of that name born in England in 1871, however Reginald was sometimes
rather loose with his date of birth on official forms. Whether this
is the same Reginald Brinsmead, someone
assuming his name, or another person of the same name, remains a mystery.
It may be that, as a result of the crash and depression that
followed, Reginald indeed returned to Riverside and worked for a
The US 1940 census lists just one Reginald Brinsmead, age 63, living on a farm at East Foothill, Monrovia, Los Angeles, California. Living there as well are his wife, Mabel T. Brinsmead age 60 and children Ruth, age 33, Thomas R., age 28, and Burleigh, age 18.
Visits to and from England
Shipping records show that Reginald returned to England to visit
on a couple of occasions and that his mother Elizabeth visited him
in California at least once after her husband's death in 1906.
Despite one account, Elizabeth in fact survived her husband for many
years, and travelled extensively. A court case shows that, in
about 1919, Reginald transferred title to one of his orange groves in
Riverside to his mother.
- Between September 7th and 14th, 1906, Reginald and Mabel
travelled from Liverpool to Quebec City, first class, on the Empress
- On November 16, 1907, Reginald's mother, Elizabeth Brinsmead
of 19 Eton Villas, Tavistock Hill, sailed to New York from
Liverpool, England aboard the S.S. Arabic.
- On November 12th, 1908, Reginald's brother Herbert
John Brinsmead left Southampton on the S.S. Adriatic,

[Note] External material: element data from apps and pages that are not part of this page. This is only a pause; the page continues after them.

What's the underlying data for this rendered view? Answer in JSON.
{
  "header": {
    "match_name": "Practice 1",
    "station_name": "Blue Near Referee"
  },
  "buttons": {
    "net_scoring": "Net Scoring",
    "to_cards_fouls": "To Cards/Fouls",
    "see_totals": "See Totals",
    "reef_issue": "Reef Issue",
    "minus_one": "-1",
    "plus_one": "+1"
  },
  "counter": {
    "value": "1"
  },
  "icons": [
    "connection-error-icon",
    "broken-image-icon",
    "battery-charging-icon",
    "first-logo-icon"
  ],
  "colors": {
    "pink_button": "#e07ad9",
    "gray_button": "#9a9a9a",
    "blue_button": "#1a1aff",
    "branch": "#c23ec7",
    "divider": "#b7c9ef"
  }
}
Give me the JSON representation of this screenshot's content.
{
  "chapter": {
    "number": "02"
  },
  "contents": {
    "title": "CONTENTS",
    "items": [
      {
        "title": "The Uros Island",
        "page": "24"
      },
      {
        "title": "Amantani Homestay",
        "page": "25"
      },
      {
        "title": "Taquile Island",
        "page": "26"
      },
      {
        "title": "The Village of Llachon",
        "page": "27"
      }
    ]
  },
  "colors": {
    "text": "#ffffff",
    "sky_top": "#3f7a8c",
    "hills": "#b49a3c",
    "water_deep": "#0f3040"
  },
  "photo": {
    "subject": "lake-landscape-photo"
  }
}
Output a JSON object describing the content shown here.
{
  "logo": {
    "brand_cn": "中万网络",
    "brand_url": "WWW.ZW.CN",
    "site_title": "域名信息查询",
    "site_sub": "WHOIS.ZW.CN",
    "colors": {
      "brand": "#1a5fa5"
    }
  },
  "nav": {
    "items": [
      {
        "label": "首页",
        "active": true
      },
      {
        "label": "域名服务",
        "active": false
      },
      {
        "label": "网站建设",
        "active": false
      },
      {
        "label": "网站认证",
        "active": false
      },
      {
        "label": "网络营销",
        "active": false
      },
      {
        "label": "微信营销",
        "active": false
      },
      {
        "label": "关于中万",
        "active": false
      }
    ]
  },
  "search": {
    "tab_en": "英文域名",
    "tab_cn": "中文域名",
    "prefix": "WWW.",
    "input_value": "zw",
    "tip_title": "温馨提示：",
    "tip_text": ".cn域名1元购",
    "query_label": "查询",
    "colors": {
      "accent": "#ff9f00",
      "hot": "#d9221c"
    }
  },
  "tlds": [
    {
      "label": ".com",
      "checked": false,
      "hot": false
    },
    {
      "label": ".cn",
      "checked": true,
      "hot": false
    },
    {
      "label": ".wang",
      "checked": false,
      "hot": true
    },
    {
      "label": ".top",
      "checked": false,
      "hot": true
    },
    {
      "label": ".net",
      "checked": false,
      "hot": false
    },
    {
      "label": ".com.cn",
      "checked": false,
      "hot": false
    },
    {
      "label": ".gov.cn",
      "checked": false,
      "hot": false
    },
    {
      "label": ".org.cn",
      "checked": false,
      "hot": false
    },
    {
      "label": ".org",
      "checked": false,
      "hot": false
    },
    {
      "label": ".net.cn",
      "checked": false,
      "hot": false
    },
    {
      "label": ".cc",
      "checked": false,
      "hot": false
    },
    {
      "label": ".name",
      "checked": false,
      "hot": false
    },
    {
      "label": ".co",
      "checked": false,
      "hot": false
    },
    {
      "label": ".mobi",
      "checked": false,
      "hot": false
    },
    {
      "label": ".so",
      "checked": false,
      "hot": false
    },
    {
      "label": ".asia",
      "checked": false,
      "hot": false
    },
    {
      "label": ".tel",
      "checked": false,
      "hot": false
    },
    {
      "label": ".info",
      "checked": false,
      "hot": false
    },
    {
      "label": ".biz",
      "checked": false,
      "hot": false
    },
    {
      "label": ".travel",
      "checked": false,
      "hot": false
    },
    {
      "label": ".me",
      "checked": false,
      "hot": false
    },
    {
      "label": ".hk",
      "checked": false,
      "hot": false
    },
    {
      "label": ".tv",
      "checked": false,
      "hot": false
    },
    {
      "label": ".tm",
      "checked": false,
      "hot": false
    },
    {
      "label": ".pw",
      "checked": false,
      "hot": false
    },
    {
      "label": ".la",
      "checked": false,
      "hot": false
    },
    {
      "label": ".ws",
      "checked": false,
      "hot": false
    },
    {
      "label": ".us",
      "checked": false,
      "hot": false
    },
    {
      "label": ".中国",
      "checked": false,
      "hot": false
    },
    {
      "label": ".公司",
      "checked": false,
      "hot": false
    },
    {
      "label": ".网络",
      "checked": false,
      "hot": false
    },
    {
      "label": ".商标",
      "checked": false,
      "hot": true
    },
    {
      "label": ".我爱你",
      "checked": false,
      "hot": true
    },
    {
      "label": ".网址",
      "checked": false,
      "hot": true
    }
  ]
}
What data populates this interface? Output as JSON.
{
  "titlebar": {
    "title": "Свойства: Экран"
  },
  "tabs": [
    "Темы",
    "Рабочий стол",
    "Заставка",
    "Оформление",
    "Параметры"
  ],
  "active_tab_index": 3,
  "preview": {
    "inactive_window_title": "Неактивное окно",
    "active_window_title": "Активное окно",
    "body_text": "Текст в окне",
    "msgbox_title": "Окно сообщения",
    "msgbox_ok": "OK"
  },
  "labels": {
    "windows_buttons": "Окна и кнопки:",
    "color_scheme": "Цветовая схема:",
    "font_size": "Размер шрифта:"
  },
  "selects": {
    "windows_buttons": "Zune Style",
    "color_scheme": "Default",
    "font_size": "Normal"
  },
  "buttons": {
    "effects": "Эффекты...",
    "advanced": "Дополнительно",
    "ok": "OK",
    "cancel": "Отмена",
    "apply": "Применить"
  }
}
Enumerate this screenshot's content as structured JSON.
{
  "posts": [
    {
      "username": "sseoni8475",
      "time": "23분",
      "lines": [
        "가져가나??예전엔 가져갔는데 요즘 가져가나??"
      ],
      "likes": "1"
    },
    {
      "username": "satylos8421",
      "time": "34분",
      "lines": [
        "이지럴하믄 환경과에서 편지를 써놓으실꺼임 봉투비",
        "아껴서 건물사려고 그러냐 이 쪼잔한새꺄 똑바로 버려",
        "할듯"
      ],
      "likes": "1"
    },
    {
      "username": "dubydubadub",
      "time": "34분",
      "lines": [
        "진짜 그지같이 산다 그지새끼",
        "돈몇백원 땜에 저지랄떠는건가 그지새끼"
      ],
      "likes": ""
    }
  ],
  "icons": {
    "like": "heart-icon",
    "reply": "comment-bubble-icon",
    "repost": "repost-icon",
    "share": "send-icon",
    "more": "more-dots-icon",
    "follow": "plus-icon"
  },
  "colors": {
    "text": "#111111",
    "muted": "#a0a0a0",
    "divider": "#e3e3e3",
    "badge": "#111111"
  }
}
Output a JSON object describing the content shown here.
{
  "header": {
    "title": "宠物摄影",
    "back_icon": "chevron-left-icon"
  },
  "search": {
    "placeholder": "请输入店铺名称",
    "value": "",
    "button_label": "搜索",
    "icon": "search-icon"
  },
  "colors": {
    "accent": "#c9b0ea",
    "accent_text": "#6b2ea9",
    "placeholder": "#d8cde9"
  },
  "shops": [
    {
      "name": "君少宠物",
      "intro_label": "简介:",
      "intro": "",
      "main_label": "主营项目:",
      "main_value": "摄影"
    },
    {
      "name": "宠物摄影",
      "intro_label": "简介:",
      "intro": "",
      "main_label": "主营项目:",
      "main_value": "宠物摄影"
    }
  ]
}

bound for New York, with a declared destination of Riverside.
His address is listed as 19 Eton Villas.
- On July 17th, 1911 Reginald left New York for Plymouth on
the Kaiser Wilhelm II, travelling alone and 2nd class. He
returned on the S.S. St. Paul between August 16th and 23rd, 1911,
sailing from Southampton to New York.
- On September 30th 1922 Reginald arrived in Southampton aboard the
S.S. Berengaria, sailing from New York. He lists his destination in
England as 2 Belsize Mansions, Hampstead.
- Between March 29th and April 4th, 1923, Reginald travelled alone
from Southampton to New York on the S.S. Olympic.
These last two trips appear have involved Reginald's efforts to
promote the California citrus industry by developing export markets
Reginald and Mabel Brinsmead both died in Los Angeles; Reginald
on 22 June 1949 and Mabel on September 22, 1953.
Ruth Brinsmead was the oldest child born in
1907. She worked as a librarian in the County Library for many years. By 1950, she is working as an Assistant Bookkeeper at Blue Book in Los Angeles. She appears to have lived with her parents throughout her life. In 1949 Ruth and her Mother and Father lived at 224 West State, L.A. After her father died in 1949, she and her mother moved to 306 1/2 Via Vista, L.A.
Thomas R. Brinsmead, the middle child, was born
15 Jan 1911 and lived to be 75. On the 1940 US Census he is shown as a cook in a restaurant, still living at home with his parents. He died in Chino Valley,
Yavapai, Arizona in March of 1986. Thomas married Emelda
V. Chase (or Chasse) born Fed 23rd, 1916. Emelda died in Lower Lake,
California on October 25th, 2002. Prior to her death Emelda lived in
Prescott and Chino Valley, Arizona (1993) and Agoura Hills, California
Thomas and Emelda had at least
three children, Diane C. Brinsmead, Gene Norman and Doris.
Gene made the local newspapers in 1947 when, at nine years old, he
went off for a night to be found the next day, tired but well.
Burleigh Brinsmead was born on November 9th,
1921. In 1930 he lived in Los Angeles with his parents,
working as a traffic reporter for the Air Service. He married a
woman named Jean, but her maiden name has not been
discovered. Until 1944 at least, he lived in Los Angeles because he
enlisted in the Army there. He was married at that point and listed
his civilian occupation was as an Aeroplane Mechanic and repairman. Burleigh died in Coors, Oregon, on September 14th, 1950.
Burleigh's will was probated in the U.K. where he had effects of
£1328. The grant of administration was to an agent of Geraldine